ABOUT THIS TASK:
Locate each line of the material that contains "blocks", then return it.

■ ■ ■

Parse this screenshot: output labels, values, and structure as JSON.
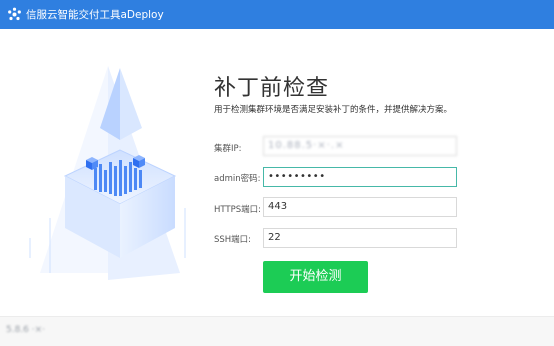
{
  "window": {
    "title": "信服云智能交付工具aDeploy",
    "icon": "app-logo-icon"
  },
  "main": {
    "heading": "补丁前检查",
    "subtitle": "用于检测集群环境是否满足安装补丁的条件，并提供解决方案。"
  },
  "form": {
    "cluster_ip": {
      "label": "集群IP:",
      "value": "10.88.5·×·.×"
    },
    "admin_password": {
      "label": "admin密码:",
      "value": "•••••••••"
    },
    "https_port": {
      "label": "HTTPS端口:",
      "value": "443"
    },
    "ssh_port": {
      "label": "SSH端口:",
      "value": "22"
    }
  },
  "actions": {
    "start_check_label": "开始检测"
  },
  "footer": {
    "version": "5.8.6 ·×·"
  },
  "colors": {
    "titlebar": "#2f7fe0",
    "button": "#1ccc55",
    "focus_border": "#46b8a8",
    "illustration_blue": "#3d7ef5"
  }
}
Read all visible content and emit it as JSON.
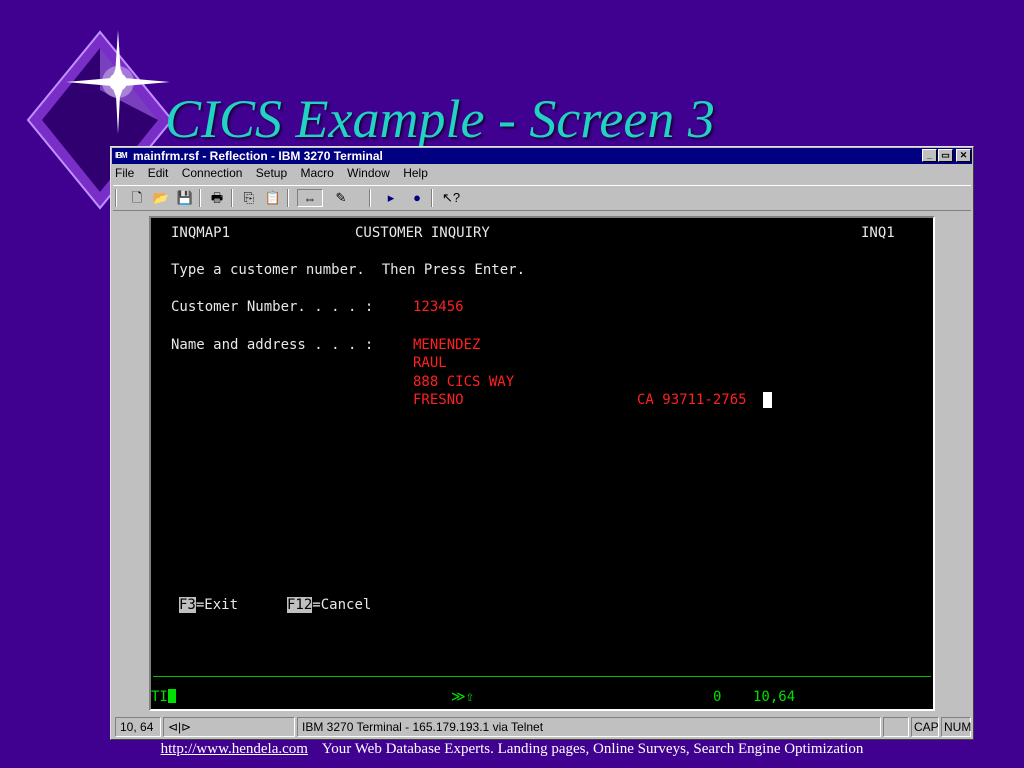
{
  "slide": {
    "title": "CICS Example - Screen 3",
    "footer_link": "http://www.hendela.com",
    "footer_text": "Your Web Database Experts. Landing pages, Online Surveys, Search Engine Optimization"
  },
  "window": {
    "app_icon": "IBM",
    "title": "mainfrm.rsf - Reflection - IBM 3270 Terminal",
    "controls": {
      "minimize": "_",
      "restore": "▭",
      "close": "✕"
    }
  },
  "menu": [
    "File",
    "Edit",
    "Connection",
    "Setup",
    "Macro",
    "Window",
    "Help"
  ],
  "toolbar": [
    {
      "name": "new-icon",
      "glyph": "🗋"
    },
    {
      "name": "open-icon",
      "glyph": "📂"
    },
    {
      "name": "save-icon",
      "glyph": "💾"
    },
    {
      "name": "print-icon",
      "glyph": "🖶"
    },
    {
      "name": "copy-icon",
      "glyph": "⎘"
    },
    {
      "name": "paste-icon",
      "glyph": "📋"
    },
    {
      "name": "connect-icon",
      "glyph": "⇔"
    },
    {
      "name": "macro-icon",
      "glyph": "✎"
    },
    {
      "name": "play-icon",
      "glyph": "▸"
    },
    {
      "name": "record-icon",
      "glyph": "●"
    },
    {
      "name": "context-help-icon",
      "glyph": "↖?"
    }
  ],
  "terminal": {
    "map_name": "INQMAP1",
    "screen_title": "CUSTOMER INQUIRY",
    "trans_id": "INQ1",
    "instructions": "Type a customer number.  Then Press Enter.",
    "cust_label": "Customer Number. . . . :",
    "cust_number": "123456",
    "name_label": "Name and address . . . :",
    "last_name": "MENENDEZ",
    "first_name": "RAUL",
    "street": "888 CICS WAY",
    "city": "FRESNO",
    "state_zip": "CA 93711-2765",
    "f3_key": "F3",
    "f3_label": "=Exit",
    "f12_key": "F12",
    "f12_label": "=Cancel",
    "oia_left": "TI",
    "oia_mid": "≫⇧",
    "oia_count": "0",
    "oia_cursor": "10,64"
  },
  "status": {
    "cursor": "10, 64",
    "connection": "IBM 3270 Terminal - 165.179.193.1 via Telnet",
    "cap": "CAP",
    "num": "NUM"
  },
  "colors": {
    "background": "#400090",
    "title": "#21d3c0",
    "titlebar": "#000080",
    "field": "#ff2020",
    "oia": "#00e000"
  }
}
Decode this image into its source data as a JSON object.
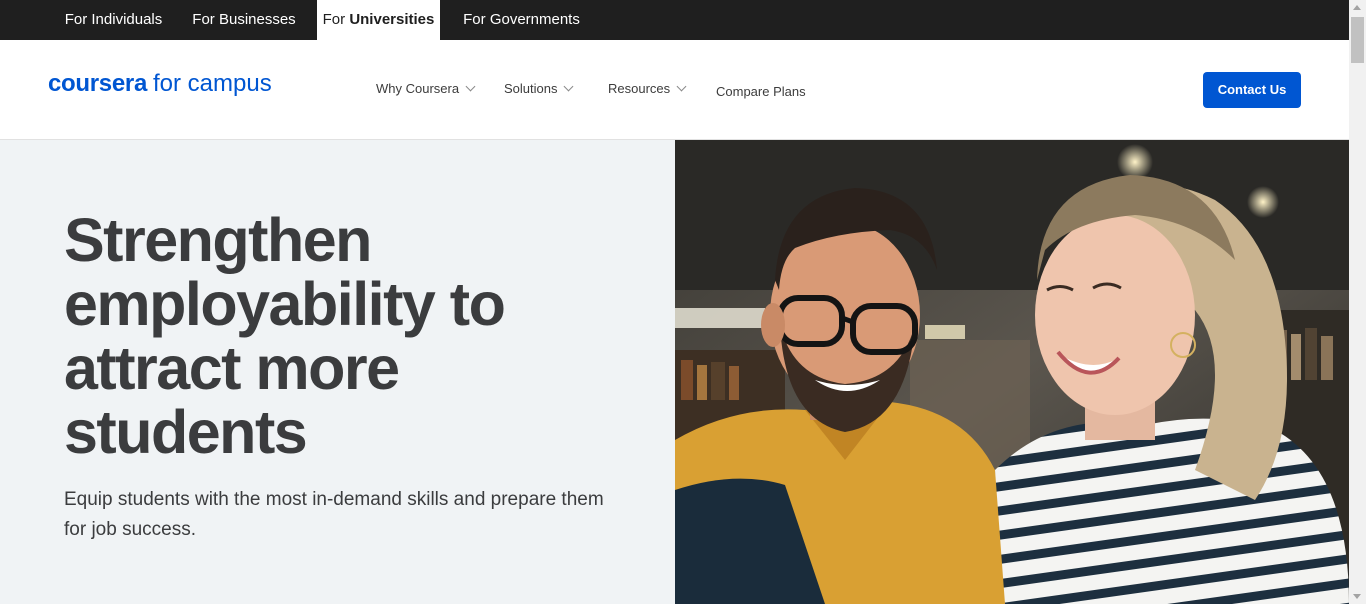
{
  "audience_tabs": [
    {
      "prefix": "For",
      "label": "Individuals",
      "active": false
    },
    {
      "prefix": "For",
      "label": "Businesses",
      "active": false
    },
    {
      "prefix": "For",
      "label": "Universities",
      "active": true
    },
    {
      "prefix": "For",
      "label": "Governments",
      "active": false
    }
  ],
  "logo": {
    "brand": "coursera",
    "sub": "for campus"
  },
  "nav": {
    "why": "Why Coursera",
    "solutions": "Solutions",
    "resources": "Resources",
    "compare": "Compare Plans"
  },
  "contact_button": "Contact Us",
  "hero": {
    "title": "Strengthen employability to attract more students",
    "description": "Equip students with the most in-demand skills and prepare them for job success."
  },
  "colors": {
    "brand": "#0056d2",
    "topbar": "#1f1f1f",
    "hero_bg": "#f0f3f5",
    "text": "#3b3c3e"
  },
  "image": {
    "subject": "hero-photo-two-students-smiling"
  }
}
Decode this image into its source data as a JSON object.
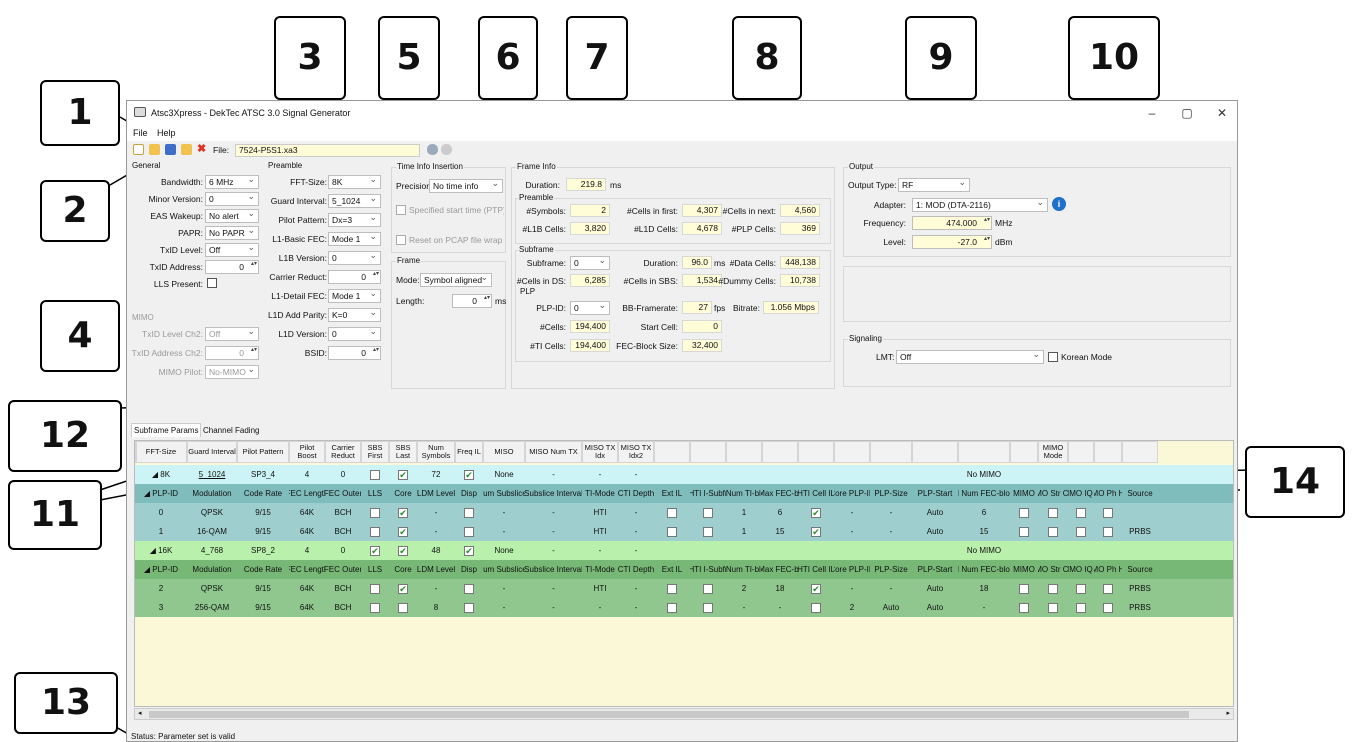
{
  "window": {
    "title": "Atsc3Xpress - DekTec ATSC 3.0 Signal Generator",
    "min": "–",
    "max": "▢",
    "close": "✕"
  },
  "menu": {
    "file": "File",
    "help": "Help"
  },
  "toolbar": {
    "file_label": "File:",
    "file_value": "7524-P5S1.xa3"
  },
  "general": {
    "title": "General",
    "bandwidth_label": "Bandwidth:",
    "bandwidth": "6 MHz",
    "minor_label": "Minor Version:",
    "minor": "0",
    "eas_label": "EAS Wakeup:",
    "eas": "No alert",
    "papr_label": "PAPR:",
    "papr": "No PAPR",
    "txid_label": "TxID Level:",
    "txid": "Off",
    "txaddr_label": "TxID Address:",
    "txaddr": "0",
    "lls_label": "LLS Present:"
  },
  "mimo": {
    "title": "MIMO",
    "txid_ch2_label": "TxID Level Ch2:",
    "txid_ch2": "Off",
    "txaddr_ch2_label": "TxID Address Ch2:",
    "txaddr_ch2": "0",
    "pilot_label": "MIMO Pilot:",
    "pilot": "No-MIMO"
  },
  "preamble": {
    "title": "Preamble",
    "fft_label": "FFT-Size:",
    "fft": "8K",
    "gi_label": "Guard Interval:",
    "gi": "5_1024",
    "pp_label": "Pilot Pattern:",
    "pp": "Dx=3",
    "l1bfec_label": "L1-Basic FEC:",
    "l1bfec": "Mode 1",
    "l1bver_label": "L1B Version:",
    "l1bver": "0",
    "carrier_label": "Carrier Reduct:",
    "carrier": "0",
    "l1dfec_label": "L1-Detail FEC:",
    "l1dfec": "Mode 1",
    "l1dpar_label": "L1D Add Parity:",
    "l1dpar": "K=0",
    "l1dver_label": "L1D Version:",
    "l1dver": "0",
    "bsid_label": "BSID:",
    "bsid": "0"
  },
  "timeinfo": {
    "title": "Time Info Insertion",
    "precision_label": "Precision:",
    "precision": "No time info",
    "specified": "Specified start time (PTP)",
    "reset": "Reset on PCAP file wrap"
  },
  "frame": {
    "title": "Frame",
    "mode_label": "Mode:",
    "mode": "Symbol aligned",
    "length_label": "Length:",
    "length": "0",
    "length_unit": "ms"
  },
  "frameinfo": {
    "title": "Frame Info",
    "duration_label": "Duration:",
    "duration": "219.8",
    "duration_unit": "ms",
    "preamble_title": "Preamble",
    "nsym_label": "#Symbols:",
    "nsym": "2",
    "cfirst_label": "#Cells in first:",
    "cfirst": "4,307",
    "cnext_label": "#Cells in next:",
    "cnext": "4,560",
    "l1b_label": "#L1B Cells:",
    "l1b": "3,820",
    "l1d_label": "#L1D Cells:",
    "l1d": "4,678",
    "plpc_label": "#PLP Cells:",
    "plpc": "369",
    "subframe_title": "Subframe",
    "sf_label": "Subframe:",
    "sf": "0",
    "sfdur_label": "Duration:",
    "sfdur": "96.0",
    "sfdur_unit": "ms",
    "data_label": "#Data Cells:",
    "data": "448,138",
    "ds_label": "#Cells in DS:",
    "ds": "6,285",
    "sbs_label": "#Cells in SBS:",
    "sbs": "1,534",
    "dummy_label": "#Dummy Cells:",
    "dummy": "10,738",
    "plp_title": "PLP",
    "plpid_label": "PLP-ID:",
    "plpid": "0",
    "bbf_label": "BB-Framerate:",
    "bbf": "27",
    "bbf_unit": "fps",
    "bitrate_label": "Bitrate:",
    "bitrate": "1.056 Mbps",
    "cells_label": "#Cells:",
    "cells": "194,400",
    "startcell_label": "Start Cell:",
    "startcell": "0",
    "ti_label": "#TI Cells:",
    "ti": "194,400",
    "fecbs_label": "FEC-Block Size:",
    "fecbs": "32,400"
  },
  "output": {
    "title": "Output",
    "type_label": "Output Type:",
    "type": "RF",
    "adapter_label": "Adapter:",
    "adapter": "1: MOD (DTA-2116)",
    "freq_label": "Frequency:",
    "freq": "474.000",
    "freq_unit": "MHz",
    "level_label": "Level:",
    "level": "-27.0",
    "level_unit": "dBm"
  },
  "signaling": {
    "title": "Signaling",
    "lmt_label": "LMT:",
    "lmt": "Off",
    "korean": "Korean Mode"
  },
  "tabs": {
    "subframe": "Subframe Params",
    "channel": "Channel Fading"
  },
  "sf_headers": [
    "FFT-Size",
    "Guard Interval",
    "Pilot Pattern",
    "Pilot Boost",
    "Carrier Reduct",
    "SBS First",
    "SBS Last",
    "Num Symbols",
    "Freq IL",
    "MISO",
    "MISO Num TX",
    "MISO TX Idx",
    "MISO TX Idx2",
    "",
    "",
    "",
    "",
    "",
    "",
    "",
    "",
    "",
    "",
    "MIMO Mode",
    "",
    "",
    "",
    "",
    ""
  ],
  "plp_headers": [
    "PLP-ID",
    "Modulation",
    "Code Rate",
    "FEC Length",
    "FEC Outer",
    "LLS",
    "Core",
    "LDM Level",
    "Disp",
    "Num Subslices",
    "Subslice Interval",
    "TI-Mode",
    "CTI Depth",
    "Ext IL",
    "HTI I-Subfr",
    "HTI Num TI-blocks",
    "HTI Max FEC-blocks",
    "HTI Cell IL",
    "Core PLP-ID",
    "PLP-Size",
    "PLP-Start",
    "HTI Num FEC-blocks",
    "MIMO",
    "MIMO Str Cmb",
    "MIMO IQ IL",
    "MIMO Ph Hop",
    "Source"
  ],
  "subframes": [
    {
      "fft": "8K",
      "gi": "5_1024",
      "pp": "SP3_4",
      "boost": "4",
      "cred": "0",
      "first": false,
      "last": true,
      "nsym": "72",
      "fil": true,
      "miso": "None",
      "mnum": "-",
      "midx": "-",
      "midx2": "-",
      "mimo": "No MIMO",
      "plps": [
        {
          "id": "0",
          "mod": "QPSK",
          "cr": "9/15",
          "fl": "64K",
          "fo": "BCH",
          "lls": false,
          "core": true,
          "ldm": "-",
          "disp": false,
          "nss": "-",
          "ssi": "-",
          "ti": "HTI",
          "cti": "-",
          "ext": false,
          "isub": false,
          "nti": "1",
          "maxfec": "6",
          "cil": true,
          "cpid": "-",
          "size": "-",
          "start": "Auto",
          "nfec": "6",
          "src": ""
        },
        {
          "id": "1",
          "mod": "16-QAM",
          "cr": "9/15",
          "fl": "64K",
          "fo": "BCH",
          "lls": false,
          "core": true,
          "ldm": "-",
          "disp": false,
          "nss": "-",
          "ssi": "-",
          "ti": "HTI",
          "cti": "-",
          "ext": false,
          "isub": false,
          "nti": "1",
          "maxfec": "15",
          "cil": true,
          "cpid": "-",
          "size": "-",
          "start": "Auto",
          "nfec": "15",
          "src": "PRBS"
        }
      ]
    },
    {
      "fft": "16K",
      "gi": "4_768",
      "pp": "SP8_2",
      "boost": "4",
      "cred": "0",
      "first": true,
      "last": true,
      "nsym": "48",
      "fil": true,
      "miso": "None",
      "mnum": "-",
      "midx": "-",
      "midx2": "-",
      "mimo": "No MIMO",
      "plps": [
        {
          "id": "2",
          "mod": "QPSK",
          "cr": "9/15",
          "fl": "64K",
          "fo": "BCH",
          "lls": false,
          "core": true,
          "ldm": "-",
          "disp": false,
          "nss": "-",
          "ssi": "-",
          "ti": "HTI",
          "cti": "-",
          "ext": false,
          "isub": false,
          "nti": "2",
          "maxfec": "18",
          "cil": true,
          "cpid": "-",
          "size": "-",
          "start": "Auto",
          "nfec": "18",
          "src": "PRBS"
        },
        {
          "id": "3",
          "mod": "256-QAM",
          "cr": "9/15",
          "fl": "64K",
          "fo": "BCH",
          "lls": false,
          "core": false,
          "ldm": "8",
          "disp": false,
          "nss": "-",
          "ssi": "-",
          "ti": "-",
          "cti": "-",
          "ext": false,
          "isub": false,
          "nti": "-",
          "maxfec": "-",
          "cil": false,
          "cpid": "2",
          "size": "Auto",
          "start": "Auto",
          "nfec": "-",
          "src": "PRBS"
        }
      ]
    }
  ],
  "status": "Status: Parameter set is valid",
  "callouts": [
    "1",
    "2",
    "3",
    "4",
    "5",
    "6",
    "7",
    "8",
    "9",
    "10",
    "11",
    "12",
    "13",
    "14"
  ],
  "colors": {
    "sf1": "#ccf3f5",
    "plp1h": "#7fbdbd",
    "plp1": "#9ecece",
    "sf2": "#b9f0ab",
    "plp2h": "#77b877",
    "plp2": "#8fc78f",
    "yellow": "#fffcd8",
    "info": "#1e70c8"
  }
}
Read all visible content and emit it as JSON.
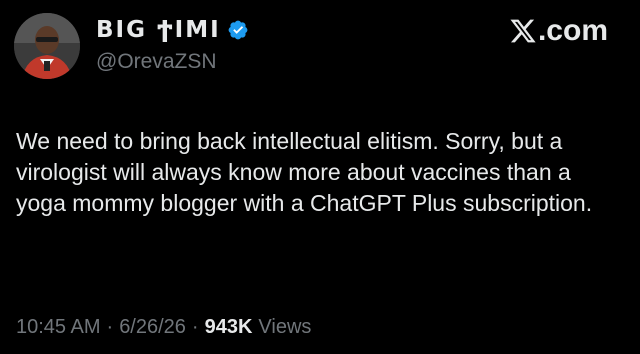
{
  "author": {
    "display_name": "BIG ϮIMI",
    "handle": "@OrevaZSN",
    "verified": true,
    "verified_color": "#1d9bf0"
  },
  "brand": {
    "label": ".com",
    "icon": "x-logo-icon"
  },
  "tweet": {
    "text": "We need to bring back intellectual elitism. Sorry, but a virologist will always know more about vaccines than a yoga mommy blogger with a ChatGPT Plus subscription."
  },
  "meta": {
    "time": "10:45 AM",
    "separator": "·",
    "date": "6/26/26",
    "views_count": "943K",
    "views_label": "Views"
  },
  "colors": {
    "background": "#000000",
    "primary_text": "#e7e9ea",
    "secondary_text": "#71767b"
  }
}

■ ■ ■

TASK RESULT:
    "HTI Num TI-blocks",
    "HTI Max FEC-blocks",
    "HTI Num FEC-blocks",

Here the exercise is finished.